■ **App and web page records**:
-=-=-
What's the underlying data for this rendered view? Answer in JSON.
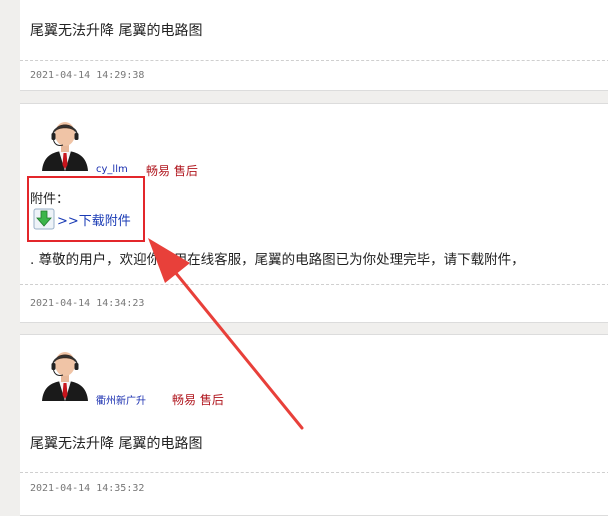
{
  "posts": [
    {
      "message": "尾翼无法升降 尾翼的电路图",
      "timestamp": "2021-04-14 14:29:38"
    },
    {
      "username": "cy_llm",
      "role": "畅易 售后",
      "attachment_label": "附件：",
      "download_link": ">>下载附件",
      "message": ". 尊敬的用户，欢迎你使用在线客服，尾翼的电路图已为你处理完毕，请下载附件，",
      "timestamp": "2021-04-14 14:34:23"
    },
    {
      "username": "衢州新广升",
      "role": "畅易 售后",
      "message": "尾翼无法升降 尾翼的电路图",
      "timestamp": "2021-04-14 14:35:32"
    }
  ],
  "colors": {
    "highlight": "#e3262b",
    "link": "#1a3bb5",
    "role": "#b0171f",
    "username": "#1a2fb0"
  },
  "icons": {
    "avatar": "support-agent-avatar-icon",
    "download": "green-download-arrow-icon"
  }
}
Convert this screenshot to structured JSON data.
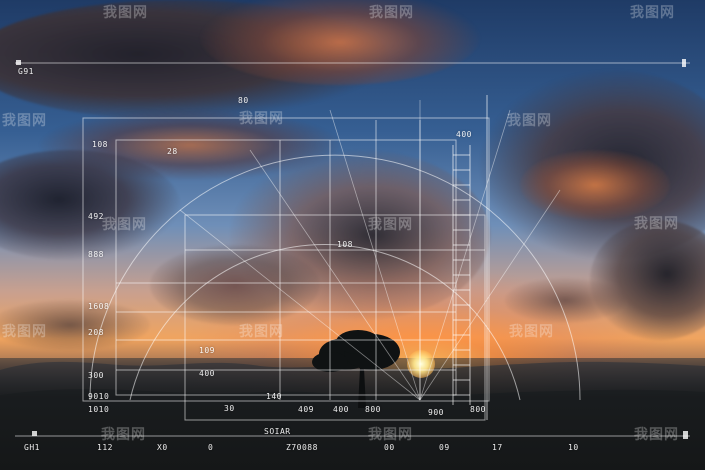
{
  "labels": {
    "top_left": "G91",
    "left_1": "108",
    "left_2": "492",
    "left_3": "888",
    "left_4": "1608",
    "left_5": "208",
    "left_6": "300",
    "left_7": "9010",
    "left_8": "1010",
    "arc_top": "80",
    "arc_left": "28",
    "arc_right": "400",
    "mid_1": "108",
    "mid_2": "109",
    "mid_3": "400",
    "base_1": "30",
    "base_2": "140",
    "base_3": "409",
    "base_4": "400",
    "base_5": "800",
    "base_6": "900",
    "base_7": "800",
    "base_8": "SOIAR",
    "bottom_1": "GH1",
    "bottom_2": "112",
    "bottom_3": "X0",
    "bottom_4": "0",
    "bottom_5": "Z70088",
    "bottom_6": "00",
    "bottom_7": "09",
    "bottom_8": "17",
    "bottom_9": "10"
  },
  "watermark": "我图网"
}
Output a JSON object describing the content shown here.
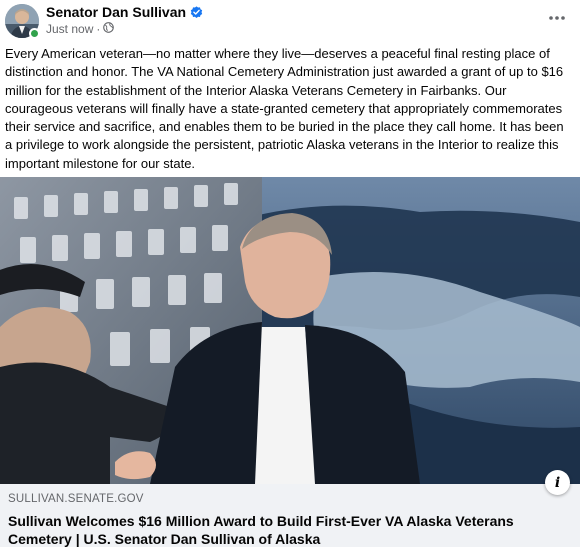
{
  "post": {
    "author": "Senator Dan Sullivan",
    "timestamp": "Just now",
    "separator": "·",
    "body": "Every American veteran—no matter where they live—deserves a peaceful final resting place of distinction and honor. The VA National Cemetery Administration just awarded a grant of up to $16 million for the establishment of the Interior Alaska Veterans Cemetery in Fairbanks. Our courageous veterans will finally have a state-granted cemetery that appropriately commemorates their service and sacrifice, and enables them to be buried in the place they call home. It has been a privilege to work alongside the persistent, patriotic Alaska veterans in the Interior to realize this important milestone for our state."
  },
  "link": {
    "domain": "SULLIVAN.SENATE.GOV",
    "title": "Sullivan Welcomes $16 Million Award to Build First-Ever VA Alaska Veterans Cemetery | U.S. Senator Dan Sullivan of Alaska",
    "info_glyph": "i"
  },
  "icons": {
    "verified": "verified-badge-icon",
    "audience": "globe-icon",
    "more": "more-options-icon",
    "info": "info-icon"
  },
  "colors": {
    "verified": "#1877f2",
    "online": "#31a24c",
    "secondary_text": "#65676b",
    "card_bg": "#f0f2f5"
  }
}
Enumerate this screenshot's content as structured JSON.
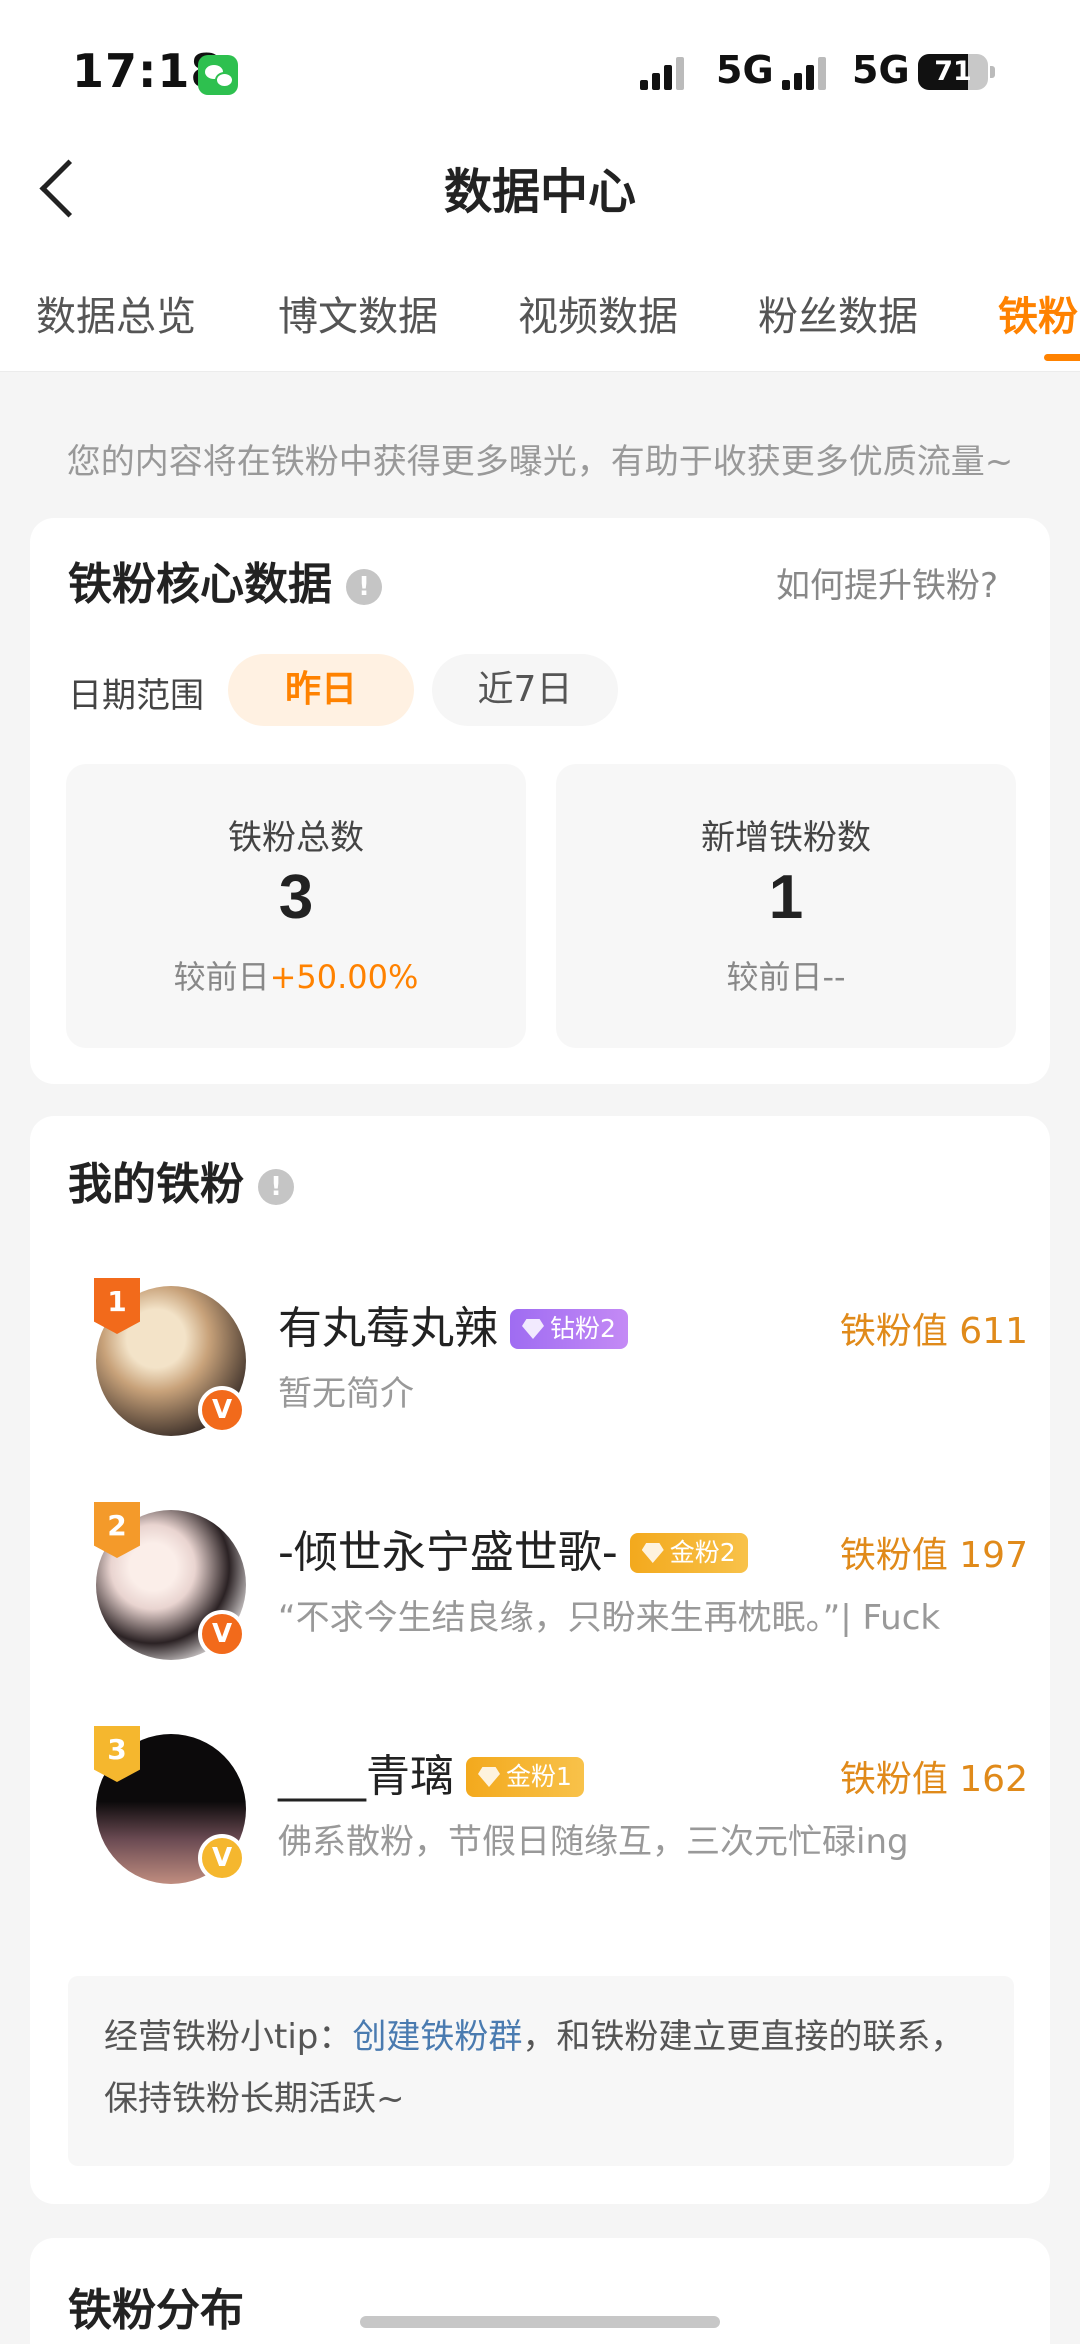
{
  "status_bar": {
    "time": "17:18",
    "network_1": "5G",
    "network_2": "5G",
    "battery": "71"
  },
  "nav": {
    "title": "数据中心"
  },
  "tabs": [
    {
      "label": "数据总览",
      "active": false
    },
    {
      "label": "博文数据",
      "active": false
    },
    {
      "label": "视频数据",
      "active": false
    },
    {
      "label": "粉丝数据",
      "active": false
    },
    {
      "label": "铁粉",
      "active": true
    }
  ],
  "hint": "您的内容将在铁粉中获得更多曝光，有助于收获更多优质流量~",
  "core": {
    "title": "铁粉核心数据",
    "how_link": "如何提升铁粉?",
    "range_label": "日期范围",
    "range_options": [
      "昨日",
      "近7日"
    ],
    "selected_range": "昨日",
    "stats": [
      {
        "label": "铁粉总数",
        "value": "3",
        "compare_prefix": "较前日",
        "compare_value": "+50.00%"
      },
      {
        "label": "新增铁粉数",
        "value": "1",
        "compare_prefix": "较前日",
        "compare_value": "--"
      }
    ]
  },
  "my_fans": {
    "title": "我的铁粉",
    "list": [
      {
        "rank": "1",
        "name": "有丸莓丸辣",
        "level": "钻粉2",
        "value_label": "铁粉值 611",
        "desc": "暂无简介"
      },
      {
        "rank": "2",
        "name": "-倾世永宁盛世歌-",
        "level": "金粉2",
        "value_label": "铁粉值 197",
        "desc": "“不求今生结良缘，只盼来生再枕眠。”| Fuck"
      },
      {
        "rank": "3",
        "name": "____青璃",
        "level": "金粉1",
        "value_label": "铁粉值 162",
        "desc": "佛系散粉，节假日随缘互，三次元忙碌ing"
      }
    ],
    "tip_prefix": "经营铁粉小tip：",
    "tip_link": "创建铁粉群",
    "tip_suffix": "，和铁粉建立更直接的联系，保持铁粉长期活跃~"
  },
  "distribution": {
    "title": "铁粉分布"
  },
  "colors": {
    "accent": "#ff8200",
    "diamond": "#a56ef0",
    "gold": "#f5b72e",
    "rank1": "#f26a1b",
    "rank2": "#f49a2a",
    "rank3": "#f5b72e"
  }
}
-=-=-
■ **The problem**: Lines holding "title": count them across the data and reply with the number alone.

■ **Result for this exercise**: 5